Two of the most prominent Portlanders of the 19th century, poet Henry Wadsworth Longfellow and architect John Calvin Stevens, were affected in different ways by the Great Fire.

Henry Wadsworth Longfellow, native Portlander and world famous poet. Portland Press Herald file photo.

The childhood home of Longfellow, Portland’s native son and world-famous poet, was spared by the fire, which passed less than a block from the Congress Street building that currently houses the Longfellow museum.

Longfellow, who was 59 at the time, described his beloved city by the sea, as it lay in ruins, in a letter to a friend, dated July 23, 1866:

“I have been to Portland since the fire. Desolation, desolation, desolation. It reminded me of Pompeii, that ‘sepult city.’ The old family house was not burned, the track of fire passing just below it.”

Stevens was a renowned Portland architect who designed more than 100 cottage-style residences and several public buildings, including the former Nathan Clifford School on Falmouth Street.

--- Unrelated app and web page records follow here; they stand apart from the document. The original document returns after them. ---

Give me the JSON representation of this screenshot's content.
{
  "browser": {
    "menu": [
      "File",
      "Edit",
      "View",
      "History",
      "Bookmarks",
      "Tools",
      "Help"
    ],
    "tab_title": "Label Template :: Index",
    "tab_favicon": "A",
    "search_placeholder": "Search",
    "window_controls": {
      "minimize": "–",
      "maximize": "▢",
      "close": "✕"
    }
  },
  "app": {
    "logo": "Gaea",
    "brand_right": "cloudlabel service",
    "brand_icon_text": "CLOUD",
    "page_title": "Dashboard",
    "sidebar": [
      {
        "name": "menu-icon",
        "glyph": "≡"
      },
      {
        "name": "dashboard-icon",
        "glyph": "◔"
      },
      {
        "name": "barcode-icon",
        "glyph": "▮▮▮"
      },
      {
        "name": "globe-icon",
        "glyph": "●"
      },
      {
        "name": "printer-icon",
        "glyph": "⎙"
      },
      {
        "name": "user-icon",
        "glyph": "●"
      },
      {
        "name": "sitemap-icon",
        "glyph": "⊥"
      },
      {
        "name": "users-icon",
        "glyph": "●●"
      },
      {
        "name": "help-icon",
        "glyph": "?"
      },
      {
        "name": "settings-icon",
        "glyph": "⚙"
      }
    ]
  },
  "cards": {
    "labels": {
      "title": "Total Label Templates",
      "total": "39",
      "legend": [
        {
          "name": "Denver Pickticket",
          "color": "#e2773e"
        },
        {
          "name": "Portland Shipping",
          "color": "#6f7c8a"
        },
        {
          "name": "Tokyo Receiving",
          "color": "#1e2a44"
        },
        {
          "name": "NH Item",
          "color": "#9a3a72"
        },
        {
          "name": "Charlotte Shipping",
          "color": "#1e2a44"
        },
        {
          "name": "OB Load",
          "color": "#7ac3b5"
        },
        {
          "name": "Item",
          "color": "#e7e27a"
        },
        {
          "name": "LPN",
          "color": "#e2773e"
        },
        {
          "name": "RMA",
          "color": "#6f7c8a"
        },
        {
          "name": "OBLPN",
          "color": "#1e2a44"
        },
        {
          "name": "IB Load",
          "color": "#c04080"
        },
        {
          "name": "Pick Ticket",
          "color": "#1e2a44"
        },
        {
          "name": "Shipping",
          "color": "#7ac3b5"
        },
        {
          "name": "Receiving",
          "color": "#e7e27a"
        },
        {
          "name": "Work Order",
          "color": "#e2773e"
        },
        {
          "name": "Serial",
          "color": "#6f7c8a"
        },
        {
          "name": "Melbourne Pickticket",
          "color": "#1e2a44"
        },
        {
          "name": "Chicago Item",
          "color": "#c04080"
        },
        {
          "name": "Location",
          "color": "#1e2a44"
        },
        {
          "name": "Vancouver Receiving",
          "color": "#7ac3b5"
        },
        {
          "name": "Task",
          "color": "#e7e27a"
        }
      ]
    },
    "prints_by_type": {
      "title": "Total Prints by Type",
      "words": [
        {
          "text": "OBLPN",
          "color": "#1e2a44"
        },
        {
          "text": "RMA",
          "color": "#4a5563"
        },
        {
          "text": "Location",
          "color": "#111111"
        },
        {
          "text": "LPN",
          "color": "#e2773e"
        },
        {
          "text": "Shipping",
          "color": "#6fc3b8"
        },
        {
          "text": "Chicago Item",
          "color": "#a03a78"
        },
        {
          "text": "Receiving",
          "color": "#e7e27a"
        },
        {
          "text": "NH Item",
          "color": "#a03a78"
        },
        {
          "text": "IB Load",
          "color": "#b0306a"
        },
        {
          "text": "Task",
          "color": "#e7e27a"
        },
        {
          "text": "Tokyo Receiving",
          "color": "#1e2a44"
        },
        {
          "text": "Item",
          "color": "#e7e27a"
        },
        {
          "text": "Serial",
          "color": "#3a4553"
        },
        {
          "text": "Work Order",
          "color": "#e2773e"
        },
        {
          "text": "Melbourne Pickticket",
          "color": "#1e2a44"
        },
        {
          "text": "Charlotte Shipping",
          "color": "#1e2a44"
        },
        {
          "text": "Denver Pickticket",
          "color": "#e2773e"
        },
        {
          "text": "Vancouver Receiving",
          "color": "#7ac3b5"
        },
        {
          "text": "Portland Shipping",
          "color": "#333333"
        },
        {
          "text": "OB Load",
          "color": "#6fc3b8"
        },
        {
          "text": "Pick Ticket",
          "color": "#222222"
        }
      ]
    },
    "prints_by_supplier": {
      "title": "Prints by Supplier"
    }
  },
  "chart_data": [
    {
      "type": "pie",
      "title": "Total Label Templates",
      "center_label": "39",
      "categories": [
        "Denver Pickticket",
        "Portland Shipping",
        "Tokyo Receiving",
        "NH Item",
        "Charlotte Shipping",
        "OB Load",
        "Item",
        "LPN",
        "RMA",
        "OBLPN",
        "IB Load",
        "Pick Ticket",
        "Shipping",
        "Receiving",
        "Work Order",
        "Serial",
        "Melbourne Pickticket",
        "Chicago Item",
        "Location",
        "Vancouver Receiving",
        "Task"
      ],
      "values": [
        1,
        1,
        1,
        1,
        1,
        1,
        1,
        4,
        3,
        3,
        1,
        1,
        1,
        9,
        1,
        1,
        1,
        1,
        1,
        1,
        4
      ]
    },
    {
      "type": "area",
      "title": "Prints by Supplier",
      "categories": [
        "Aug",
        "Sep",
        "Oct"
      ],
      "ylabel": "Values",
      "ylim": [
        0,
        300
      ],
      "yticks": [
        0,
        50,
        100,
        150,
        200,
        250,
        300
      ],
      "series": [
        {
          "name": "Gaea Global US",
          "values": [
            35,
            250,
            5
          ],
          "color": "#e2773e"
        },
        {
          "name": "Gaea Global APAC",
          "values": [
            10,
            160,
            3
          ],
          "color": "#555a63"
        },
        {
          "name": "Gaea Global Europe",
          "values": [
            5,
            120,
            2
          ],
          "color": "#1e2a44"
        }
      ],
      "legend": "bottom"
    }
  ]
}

Stevens was only 10 years old when the Great Fire tore through Portland. His father, Leander, was a local clerk and the family lived at 100 Cumberland Ave., an area that was destroyed by the fire. A city directory from 1869 lists the Stevens family as remaining on this street, this time with an address of 174 Cumberland Ave.

John Calvin Stevens, noted architect raised in Portland. Portland Press Herald file photo.

Paul Stevens, a local architect who is John Calvin Stevens’ great-grandson, said the family lost its home in the fire. He said he was not sure, however, if the family rebuilt or moved into a building that was not damaged.

Paul Stevens said he doubts that the Great Fire of 1866 – or the ambitious rebuilding of the city – influenced his great-grandfather’s decision to become an architect. “He was an accomplished artist in painting and drawing at a very early age” and before the fire made him temporarily homeless, Stevens said.